Smithsgold - 8/27/2014 10:24 AM
Category: Equipment
Replies: 2

Seven Things You Didn’t Know About Dive Masks, Fins and Snorkels – But Should
by Daryl Carson

As scuba divers, we’re intimately connected to our equipment, especially our most fundamental gear — masks, fins and snorkels. But do you know who was the first human to strap fins on, or why mask lens are tempered? Check out these surprising facts.

1. Be thankful for silicone mask skirts. In the early days, when masks had rubber skirts, divers sometimes surfaced with their faces tinged with a ring of black.

2. Not only do objects underwater appear 25-precent closer than they really are, but the combined effect of the mask lens and water makes them appear 34-percent larger. Now, how big was that shark?

3. Many divers know tempered glass lenses are stronger than standard glass, but they’re also safer, because if broken they crumble into tiny pieces less likely to cause injury.

4. While most divers clean the protective film off a new mask by scrubbing it with a mild abrasive, it’s possible to (carefully) burn the film off using a lighter.

5. Snorkels are ancient technology. Sponge farmers on the island of Crete may have used snorkels made out of hollow reeds as early as 3,000 B.C.

6. The earliest fin designs came from some of history’s most creative minds, including Leonardo DaVinci and Benjamin Franklin.

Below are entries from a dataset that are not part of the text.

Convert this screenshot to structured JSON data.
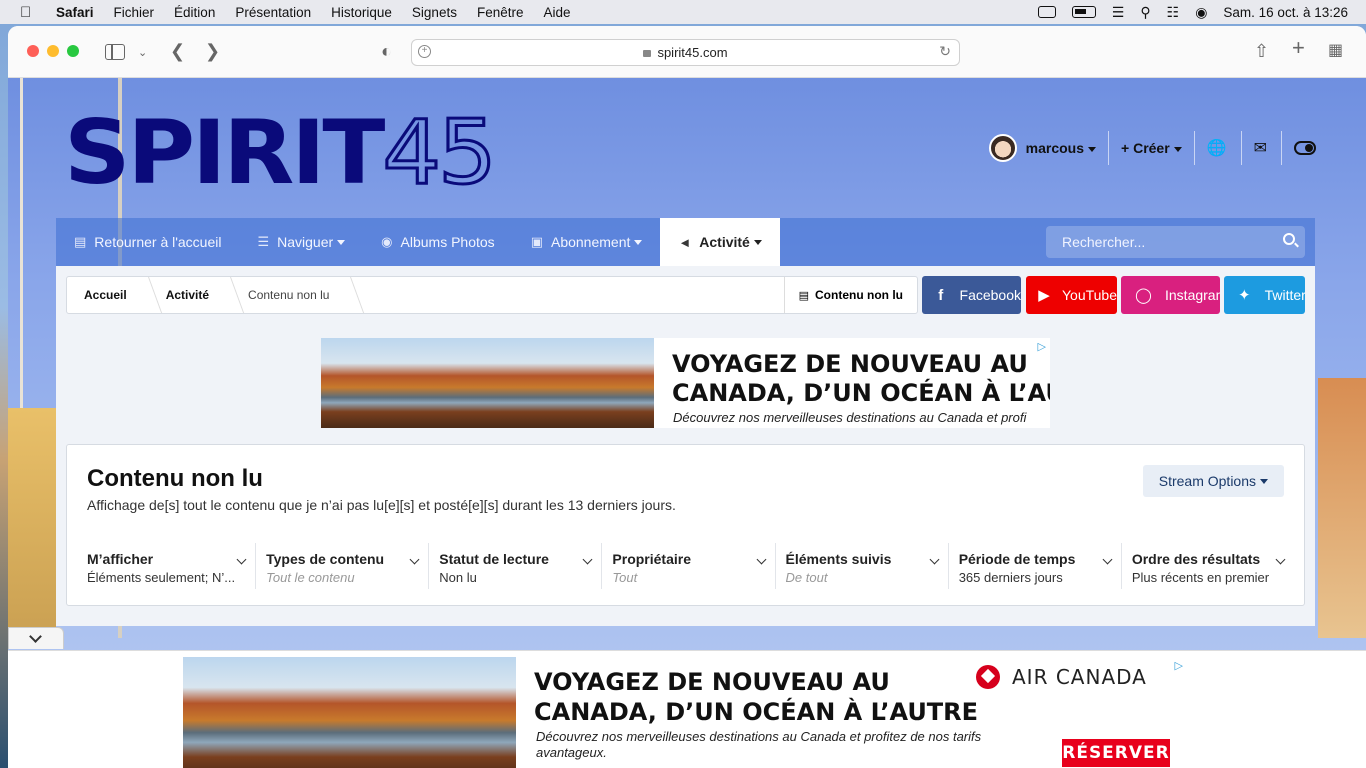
{
  "menubar": {
    "app": "Safari",
    "items": [
      "Fichier",
      "Édition",
      "Présentation",
      "Historique",
      "Signets",
      "Fenêtre",
      "Aide"
    ],
    "datetime": "Sam. 16 oct. à  13:26"
  },
  "browser": {
    "url": "spirit45.com"
  },
  "site": {
    "logo_text_a": "SPIRIT",
    "logo_text_b": "45",
    "user": "marcous",
    "create_label": "Créer"
  },
  "nav": {
    "items": [
      {
        "label": "Retourner à l'accueil",
        "icon": "document-icon"
      },
      {
        "label": "Naviguer",
        "icon": "list-icon"
      },
      {
        "label": "Albums Photos",
        "icon": "camera-icon"
      },
      {
        "label": "Abonnement",
        "icon": "cart-icon"
      },
      {
        "label": "Activité",
        "icon": "megaphone-icon"
      }
    ],
    "search_placeholder": "Rechercher..."
  },
  "breadcrumb": {
    "items": [
      "Accueil",
      "Activité",
      "Contenu non lu"
    ],
    "right_label": "Contenu non lu"
  },
  "social": {
    "facebook": "Facebook",
    "youtube": "YouTube",
    "instagram": "Instagram",
    "twitter": "Twitter"
  },
  "ad": {
    "headline_line1": "VOYAGEZ DE NOUVEAU AU",
    "headline_line2": "CANADA, D’UN OCÉAN À L’AUTRE",
    "top_headline_line2": "CANADA, D’UN OCÉAN À L’AUT",
    "top_sub": "Découvrez nos merveilleuses destinations au Canada et profi",
    "sub": "Découvrez nos merveilleuses destinations au Canada et profitez de nos tarifs avantageux.",
    "brand": "AIR CANADA",
    "cta": "RÉSERVER"
  },
  "panel": {
    "title": "Contenu non lu",
    "description": "Affichage de[s] tout le contenu que je n’ai pas lu[e][s] et posté[e][s] durant les 13 derniers jours.",
    "stream_options": "Stream Options",
    "filters": [
      {
        "label": "M’afficher",
        "value": "Éléments seulement; N’..."
      },
      {
        "label": "Types de contenu",
        "value": "Tout le contenu"
      },
      {
        "label": "Statut de lecture",
        "value": "Non lu"
      },
      {
        "label": "Propriétaire",
        "value": "Tout"
      },
      {
        "label": "Éléments suivis",
        "value": "De tout"
      },
      {
        "label": "Période de temps",
        "value": "365 derniers jours"
      },
      {
        "label": "Ordre des résultats",
        "value": "Plus récents en premier"
      }
    ]
  }
}
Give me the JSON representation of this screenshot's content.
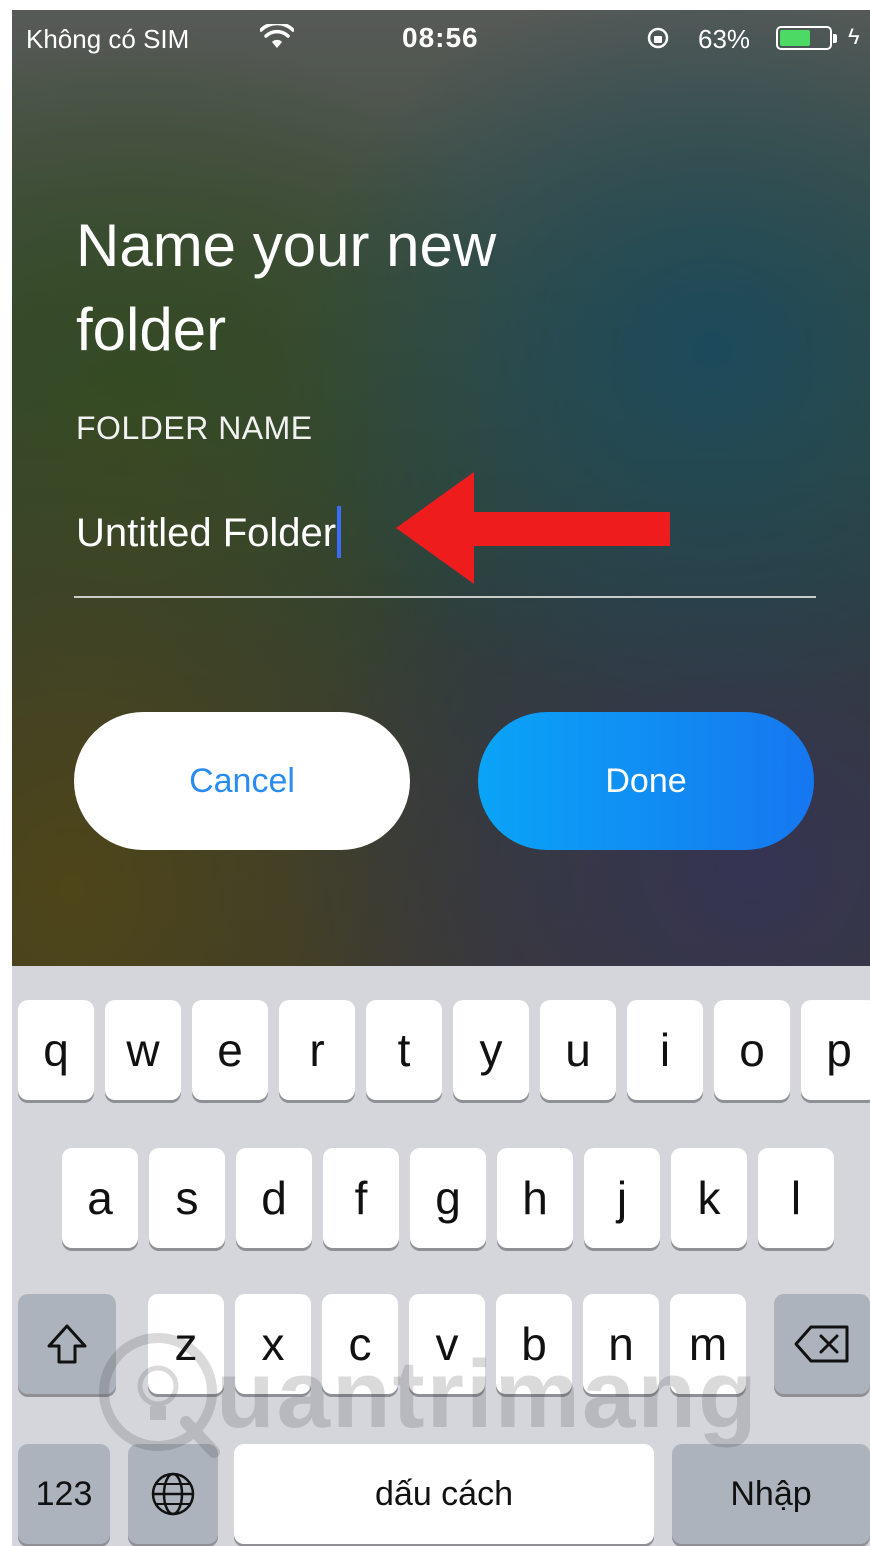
{
  "status_bar": {
    "carrier": "Không có SIM",
    "time": "08:56",
    "battery_percent": "63%",
    "battery_level": 0.63,
    "battery_color": "#4cd964"
  },
  "dialog": {
    "title_line1": "Name your new",
    "title_line2": "folder",
    "field_label": "FOLDER NAME",
    "field_value": "Untitled Folder",
    "cancel_label": "Cancel",
    "done_label": "Done",
    "cancel_color": "#2a8cf0",
    "done_color": "#1677f0",
    "annotation_arrow_color": "#ee1c1c"
  },
  "keyboard": {
    "row1": [
      "q",
      "w",
      "e",
      "r",
      "t",
      "y",
      "u",
      "i",
      "o",
      "p"
    ],
    "row2": [
      "a",
      "s",
      "d",
      "f",
      "g",
      "h",
      "j",
      "k",
      "l"
    ],
    "row3": [
      "z",
      "x",
      "c",
      "v",
      "b",
      "n",
      "m"
    ],
    "numbers_label": "123",
    "space_label": "dấu cách",
    "return_label": "Nhập",
    "icons": {
      "shift": "shift-icon",
      "delete": "backspace-icon",
      "language": "globe-icon"
    }
  },
  "watermark": {
    "text": "uantrimang",
    "icon": "lightbulb-q-icon"
  }
}
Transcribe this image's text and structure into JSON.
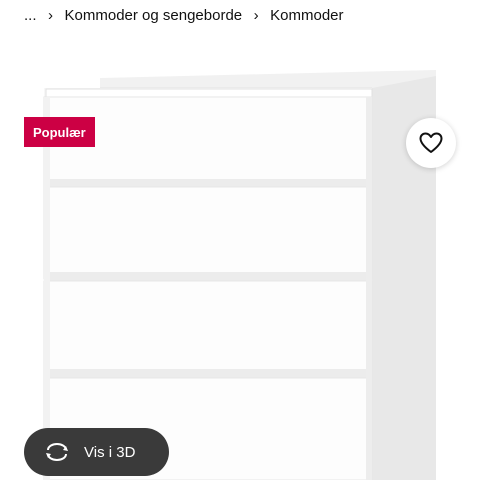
{
  "breadcrumb": {
    "ellipsis": "...",
    "items": [
      "Kommoder og sengeborde",
      "Kommoder"
    ]
  },
  "product": {
    "badge_label": "Populær",
    "view_3d_label": "Vis i 3D"
  },
  "colors": {
    "badge_bg": "#cc0044",
    "view3d_bg": "#3a3a3a"
  },
  "icons": {
    "favorite": "heart-icon",
    "view_3d": "rotate-3d-icon",
    "separator": "chevron-right-icon"
  }
}
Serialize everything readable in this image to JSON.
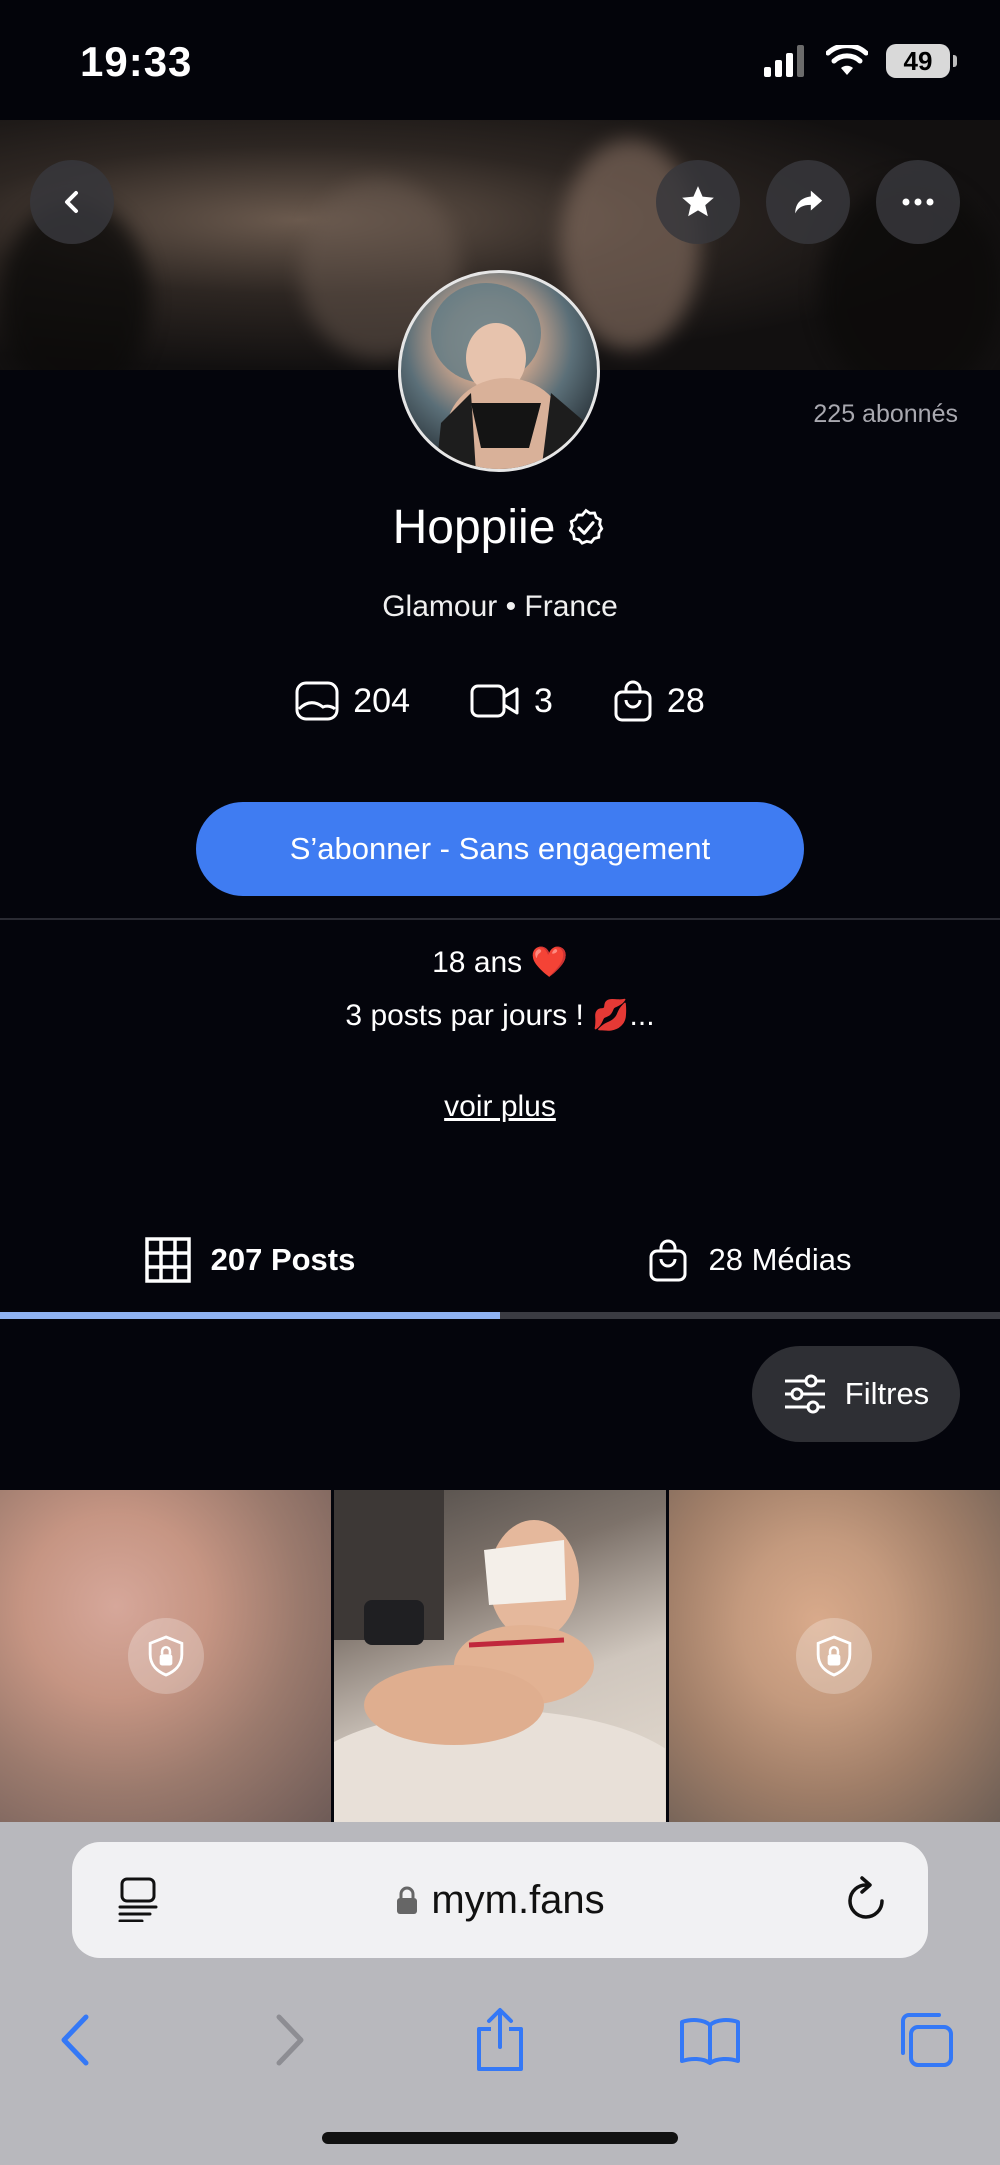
{
  "status_bar": {
    "time": "19:33",
    "battery": "49"
  },
  "profile": {
    "followers": "225 abonnés",
    "name": "Hoppiie",
    "subtitle": "Glamour • France",
    "stats": {
      "photos": "204",
      "videos": "3",
      "medias": "28"
    },
    "subscribe_label": "S’abonner - Sans engagement",
    "bio_line1": "18 ans ❤️",
    "bio_line2": "3 posts par jours ! 💋...",
    "see_more": "voir plus"
  },
  "tabs": [
    {
      "label": "207 Posts",
      "active": true
    },
    {
      "label": "28 Médias",
      "active": false
    }
  ],
  "filter_label": "Filtres",
  "browser": {
    "url": "mym.fans"
  },
  "colors": {
    "accent": "#3f7cf2",
    "tab_indicator": "#8eb2f2",
    "background": "#04050c"
  }
}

Franklin made fins from thin wood and used them in Boston’s Charles River.

7. The first mass-produced dive fin in the U.S. came from Churchill Swim Fins, established in 1938. The basic green, buoyant fins are still the style preferred by many West Coast body surfers today.